Starting from the first line below, count the lines carrying the string "subtitle" and answer with the count by itself.

*** Block opens ***

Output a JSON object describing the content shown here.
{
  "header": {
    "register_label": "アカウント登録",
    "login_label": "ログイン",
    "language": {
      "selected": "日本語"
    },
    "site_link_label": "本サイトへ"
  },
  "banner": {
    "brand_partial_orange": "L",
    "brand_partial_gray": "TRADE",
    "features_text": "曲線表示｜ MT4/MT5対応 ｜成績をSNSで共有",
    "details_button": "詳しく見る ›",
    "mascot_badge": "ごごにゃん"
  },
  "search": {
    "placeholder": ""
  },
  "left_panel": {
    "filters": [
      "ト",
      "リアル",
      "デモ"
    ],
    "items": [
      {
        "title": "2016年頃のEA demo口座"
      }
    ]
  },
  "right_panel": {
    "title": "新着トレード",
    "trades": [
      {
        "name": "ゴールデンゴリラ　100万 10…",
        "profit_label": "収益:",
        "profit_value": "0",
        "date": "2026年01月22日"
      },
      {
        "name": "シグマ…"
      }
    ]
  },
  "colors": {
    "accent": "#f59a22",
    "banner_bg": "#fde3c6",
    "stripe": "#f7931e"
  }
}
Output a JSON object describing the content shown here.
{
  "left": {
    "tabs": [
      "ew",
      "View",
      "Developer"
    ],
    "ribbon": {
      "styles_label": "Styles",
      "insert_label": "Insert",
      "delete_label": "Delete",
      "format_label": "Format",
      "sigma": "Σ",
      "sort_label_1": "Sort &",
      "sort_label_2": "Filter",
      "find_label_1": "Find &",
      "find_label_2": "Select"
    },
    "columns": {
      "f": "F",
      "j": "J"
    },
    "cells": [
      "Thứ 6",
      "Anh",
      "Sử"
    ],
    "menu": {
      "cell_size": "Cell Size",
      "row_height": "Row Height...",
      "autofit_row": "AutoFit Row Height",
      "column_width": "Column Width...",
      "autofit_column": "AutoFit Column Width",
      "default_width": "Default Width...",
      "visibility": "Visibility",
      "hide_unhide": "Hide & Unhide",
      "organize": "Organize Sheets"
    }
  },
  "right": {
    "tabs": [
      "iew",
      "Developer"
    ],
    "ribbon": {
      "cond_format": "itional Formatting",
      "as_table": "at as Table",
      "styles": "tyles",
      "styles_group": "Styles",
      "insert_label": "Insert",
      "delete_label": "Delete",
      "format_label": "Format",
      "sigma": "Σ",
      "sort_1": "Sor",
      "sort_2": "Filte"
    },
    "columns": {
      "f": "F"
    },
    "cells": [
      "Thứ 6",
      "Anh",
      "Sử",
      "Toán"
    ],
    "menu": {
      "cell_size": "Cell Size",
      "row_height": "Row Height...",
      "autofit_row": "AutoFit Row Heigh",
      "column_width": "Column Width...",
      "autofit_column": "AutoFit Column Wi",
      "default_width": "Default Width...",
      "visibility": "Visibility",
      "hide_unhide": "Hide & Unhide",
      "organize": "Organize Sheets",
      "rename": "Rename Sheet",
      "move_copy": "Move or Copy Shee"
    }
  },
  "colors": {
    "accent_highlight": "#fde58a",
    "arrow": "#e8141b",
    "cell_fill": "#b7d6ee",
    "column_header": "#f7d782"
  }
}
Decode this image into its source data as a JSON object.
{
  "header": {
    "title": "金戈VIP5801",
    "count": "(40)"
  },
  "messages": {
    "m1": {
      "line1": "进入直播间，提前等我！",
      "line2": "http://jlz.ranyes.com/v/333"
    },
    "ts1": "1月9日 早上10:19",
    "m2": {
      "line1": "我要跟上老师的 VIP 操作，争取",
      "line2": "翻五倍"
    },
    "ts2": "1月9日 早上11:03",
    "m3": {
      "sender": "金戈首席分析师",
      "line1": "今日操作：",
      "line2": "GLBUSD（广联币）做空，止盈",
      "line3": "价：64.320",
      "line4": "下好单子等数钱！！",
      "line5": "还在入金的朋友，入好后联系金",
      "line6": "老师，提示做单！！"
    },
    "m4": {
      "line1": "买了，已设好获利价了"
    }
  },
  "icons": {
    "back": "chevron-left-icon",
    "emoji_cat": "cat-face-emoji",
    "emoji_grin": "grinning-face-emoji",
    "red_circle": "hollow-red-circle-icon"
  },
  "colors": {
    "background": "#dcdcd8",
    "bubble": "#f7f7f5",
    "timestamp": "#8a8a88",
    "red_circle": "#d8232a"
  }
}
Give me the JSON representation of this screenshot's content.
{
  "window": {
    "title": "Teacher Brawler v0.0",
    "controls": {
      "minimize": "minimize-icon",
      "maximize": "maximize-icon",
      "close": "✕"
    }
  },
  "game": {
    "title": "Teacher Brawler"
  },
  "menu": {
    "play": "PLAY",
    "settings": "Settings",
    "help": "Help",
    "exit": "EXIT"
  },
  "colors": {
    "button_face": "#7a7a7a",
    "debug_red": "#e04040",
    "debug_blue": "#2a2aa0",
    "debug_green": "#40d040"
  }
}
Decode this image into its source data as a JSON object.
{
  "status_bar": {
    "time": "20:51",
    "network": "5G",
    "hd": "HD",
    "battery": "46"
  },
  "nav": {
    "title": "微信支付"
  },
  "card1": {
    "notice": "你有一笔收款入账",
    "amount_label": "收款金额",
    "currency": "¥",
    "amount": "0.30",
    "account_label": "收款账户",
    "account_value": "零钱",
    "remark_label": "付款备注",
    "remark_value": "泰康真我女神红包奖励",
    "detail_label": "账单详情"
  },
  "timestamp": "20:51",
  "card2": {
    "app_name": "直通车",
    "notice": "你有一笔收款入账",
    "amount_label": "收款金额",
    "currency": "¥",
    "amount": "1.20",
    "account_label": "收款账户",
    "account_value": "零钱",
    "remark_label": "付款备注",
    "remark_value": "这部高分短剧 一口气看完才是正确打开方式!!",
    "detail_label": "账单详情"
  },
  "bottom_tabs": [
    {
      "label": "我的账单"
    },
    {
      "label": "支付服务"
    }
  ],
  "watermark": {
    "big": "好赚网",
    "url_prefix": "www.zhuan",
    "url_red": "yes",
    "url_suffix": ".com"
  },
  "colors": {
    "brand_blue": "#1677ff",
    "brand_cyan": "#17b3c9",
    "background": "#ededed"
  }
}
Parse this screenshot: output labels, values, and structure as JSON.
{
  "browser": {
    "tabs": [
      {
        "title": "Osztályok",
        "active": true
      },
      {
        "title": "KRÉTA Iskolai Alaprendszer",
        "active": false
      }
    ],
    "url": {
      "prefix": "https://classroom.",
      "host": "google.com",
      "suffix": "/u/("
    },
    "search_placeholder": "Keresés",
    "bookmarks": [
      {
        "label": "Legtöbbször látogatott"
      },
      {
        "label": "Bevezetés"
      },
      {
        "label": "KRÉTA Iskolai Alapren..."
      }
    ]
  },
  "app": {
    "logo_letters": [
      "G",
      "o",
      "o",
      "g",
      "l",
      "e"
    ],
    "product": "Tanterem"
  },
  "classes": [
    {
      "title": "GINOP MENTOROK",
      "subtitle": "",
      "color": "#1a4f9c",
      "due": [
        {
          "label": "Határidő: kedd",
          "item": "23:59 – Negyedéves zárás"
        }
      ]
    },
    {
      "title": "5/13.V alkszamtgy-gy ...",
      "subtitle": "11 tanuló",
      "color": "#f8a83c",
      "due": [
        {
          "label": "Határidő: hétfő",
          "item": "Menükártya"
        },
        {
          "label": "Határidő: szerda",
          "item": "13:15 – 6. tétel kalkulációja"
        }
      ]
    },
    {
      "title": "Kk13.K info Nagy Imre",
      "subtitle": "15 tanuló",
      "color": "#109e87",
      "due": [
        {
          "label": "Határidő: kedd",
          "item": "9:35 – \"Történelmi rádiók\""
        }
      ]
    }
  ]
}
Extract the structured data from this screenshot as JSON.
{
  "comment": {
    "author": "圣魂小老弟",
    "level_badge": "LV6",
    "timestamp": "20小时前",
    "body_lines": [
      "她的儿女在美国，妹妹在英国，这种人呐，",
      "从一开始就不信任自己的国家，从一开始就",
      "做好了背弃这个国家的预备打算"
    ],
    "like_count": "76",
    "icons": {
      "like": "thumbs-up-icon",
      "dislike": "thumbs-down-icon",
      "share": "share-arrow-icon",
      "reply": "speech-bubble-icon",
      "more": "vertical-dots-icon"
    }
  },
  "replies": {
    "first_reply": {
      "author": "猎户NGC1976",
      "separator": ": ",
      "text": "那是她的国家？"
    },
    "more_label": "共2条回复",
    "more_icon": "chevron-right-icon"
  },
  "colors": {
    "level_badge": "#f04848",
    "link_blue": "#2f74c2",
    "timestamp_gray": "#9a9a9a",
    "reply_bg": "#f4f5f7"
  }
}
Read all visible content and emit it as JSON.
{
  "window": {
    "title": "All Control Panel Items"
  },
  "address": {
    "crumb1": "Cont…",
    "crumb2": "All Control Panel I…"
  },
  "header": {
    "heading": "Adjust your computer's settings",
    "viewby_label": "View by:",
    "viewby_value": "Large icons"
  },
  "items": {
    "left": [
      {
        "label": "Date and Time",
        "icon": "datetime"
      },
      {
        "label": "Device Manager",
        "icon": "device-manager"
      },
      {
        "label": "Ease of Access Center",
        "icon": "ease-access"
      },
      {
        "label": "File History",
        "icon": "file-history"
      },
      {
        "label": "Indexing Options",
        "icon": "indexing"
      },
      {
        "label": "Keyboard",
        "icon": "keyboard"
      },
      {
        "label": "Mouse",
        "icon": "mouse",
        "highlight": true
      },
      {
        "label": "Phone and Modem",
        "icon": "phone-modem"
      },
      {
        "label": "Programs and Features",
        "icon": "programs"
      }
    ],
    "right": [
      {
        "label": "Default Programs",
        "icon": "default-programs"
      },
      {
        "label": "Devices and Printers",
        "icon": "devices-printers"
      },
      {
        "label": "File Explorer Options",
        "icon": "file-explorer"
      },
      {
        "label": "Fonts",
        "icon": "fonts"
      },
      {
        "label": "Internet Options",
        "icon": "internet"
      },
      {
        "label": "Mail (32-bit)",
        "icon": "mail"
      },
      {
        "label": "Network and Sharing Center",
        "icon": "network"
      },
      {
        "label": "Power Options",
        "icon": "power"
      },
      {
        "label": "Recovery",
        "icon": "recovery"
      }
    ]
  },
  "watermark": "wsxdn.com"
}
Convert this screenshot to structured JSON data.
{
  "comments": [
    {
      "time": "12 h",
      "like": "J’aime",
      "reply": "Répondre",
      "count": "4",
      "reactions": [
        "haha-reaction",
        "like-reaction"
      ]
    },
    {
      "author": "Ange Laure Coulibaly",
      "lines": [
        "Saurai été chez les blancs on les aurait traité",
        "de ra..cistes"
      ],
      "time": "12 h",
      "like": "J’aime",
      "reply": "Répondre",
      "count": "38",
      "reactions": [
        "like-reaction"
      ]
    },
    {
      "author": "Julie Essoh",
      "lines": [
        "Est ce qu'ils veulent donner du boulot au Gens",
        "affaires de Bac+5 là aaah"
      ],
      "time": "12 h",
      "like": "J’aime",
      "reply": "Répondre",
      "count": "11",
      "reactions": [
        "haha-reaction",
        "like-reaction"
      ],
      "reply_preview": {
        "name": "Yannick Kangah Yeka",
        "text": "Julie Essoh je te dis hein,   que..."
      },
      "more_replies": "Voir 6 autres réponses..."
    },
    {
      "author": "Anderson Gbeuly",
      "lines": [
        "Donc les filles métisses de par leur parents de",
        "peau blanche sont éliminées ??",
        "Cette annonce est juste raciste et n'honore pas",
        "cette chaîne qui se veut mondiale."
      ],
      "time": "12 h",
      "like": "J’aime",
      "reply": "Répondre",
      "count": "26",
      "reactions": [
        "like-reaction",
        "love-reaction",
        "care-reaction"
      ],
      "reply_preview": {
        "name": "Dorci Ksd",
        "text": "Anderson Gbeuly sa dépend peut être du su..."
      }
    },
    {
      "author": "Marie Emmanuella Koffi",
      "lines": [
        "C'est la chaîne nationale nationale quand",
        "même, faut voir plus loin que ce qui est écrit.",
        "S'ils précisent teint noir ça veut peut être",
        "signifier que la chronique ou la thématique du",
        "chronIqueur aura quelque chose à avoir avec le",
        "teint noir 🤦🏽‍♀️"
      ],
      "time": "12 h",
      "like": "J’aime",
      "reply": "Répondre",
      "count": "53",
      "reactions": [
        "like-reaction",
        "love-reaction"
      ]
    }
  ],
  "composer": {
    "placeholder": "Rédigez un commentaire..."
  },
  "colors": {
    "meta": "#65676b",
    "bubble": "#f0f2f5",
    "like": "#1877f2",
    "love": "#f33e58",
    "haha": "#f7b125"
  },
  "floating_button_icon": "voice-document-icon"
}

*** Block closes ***

● Solution to this exercise
3